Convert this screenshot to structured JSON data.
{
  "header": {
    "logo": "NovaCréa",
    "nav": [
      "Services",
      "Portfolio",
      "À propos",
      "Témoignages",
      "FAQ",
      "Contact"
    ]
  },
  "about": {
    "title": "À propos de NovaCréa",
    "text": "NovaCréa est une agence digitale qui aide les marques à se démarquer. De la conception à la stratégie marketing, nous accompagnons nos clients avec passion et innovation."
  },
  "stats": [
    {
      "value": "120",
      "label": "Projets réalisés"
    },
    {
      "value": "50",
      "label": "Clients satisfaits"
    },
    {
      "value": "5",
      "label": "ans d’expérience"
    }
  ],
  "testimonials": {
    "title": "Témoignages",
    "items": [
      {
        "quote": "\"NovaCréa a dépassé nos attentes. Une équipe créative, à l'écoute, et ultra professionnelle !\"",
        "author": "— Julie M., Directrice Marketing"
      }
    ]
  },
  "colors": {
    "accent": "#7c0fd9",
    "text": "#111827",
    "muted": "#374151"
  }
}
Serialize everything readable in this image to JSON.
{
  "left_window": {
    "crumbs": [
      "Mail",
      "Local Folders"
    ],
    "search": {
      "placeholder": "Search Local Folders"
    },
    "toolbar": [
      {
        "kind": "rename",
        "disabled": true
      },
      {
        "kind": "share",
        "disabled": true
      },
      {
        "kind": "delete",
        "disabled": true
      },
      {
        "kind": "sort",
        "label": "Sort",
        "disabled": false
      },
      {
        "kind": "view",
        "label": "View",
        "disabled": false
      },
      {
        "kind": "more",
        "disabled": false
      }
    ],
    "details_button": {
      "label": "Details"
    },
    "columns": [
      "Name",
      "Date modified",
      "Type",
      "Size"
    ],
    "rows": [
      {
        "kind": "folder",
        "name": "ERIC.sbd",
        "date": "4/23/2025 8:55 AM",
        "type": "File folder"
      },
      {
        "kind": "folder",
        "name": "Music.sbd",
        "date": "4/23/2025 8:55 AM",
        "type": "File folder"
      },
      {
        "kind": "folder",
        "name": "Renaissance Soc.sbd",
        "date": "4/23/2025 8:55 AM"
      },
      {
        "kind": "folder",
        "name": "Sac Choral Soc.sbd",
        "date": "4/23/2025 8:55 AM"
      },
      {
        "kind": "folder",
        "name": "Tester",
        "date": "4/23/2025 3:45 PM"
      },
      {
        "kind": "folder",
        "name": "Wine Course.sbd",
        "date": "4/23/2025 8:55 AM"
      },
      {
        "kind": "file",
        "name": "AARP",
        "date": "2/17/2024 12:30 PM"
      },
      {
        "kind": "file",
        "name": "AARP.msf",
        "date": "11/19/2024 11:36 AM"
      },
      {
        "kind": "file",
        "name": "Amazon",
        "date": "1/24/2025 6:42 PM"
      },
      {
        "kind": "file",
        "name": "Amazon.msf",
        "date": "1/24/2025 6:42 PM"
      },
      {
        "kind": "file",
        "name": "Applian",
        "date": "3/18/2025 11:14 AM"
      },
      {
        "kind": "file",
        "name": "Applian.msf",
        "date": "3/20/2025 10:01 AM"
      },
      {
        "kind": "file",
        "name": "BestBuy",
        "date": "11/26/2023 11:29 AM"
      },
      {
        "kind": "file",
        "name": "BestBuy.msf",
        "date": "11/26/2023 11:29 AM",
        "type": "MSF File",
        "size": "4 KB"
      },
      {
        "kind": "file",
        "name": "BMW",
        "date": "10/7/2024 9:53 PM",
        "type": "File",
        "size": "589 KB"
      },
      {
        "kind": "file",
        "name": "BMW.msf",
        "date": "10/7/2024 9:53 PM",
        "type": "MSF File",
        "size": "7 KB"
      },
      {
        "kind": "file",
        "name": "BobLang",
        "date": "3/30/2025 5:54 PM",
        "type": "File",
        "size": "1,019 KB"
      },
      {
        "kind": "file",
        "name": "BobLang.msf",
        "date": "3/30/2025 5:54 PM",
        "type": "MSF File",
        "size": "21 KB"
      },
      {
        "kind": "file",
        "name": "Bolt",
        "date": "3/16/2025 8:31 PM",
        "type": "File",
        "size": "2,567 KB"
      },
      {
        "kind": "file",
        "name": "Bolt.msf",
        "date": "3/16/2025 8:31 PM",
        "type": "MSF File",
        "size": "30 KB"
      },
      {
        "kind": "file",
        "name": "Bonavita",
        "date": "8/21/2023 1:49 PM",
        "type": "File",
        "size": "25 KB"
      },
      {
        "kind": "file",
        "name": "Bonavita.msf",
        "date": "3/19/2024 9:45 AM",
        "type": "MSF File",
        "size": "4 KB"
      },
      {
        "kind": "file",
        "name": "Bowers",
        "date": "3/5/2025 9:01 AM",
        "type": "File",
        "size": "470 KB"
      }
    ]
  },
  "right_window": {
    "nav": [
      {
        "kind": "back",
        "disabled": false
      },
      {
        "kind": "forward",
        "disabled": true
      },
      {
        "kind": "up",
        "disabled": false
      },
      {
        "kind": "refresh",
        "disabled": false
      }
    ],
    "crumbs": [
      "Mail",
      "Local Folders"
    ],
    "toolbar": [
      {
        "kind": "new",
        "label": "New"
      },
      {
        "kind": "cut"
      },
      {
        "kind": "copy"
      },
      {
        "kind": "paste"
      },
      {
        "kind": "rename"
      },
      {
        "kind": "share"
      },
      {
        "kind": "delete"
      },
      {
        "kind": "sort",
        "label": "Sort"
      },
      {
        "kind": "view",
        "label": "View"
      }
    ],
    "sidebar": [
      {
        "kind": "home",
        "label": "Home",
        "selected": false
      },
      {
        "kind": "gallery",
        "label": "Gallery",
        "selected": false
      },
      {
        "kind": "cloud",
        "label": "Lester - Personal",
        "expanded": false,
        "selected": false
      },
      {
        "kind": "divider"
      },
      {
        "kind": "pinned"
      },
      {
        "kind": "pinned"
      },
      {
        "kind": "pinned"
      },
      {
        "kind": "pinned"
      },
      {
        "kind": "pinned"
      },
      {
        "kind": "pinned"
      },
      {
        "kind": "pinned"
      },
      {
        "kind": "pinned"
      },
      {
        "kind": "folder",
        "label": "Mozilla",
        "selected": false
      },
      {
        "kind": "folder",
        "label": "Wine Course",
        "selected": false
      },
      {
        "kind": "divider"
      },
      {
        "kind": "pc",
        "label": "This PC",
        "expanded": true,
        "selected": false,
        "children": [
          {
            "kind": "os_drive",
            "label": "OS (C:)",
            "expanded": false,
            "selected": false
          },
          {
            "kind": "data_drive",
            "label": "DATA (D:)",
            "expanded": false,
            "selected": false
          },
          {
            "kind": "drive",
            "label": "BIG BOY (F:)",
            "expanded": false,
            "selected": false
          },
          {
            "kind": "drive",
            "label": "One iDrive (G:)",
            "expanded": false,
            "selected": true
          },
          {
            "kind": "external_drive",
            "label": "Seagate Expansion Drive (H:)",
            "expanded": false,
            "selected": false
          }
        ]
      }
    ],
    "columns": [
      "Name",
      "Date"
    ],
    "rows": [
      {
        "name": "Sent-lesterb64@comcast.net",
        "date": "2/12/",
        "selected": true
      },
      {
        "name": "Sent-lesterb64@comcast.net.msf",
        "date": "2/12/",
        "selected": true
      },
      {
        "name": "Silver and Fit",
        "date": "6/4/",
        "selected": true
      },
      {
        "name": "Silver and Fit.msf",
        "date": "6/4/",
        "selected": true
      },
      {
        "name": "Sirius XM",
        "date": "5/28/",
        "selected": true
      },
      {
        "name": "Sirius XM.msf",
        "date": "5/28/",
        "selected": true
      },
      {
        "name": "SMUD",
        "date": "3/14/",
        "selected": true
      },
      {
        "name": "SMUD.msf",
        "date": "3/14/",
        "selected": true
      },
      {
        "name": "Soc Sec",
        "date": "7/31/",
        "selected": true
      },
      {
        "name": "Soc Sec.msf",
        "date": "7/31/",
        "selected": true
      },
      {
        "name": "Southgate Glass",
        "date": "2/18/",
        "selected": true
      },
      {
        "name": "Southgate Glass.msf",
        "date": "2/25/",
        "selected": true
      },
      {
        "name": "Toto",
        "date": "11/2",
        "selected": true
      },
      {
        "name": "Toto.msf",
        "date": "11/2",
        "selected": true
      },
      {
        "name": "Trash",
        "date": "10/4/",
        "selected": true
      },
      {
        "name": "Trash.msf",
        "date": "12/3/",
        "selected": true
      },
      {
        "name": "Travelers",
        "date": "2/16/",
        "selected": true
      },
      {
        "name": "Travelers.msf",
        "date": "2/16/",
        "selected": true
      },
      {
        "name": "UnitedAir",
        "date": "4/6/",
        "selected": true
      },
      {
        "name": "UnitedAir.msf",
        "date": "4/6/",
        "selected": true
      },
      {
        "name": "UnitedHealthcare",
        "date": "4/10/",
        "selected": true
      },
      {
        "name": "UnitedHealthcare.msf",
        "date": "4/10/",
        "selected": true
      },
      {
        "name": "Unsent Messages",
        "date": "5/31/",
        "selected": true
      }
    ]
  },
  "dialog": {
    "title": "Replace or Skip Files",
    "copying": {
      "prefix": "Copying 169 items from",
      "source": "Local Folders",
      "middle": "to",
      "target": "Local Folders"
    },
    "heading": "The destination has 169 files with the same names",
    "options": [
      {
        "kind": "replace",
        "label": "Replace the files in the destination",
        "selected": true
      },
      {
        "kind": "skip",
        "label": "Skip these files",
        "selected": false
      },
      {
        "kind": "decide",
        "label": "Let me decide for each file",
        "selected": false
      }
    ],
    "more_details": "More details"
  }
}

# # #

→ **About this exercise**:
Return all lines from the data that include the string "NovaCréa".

→ **Completed exercise**:
    "logo": "NovaCréa",
    "title": "À propos de NovaCréa",
    "text": "NovaCréa est une agence digitale qui aide les marques à se démarquer. De la conception à la stratégie marketing, nous accompagnons nos clients avec passion et innovation."
        "quote": "\"NovaCréa a dépassé nos attentes. Une équipe créative, à l'écoute, et ultra professionnelle !\"",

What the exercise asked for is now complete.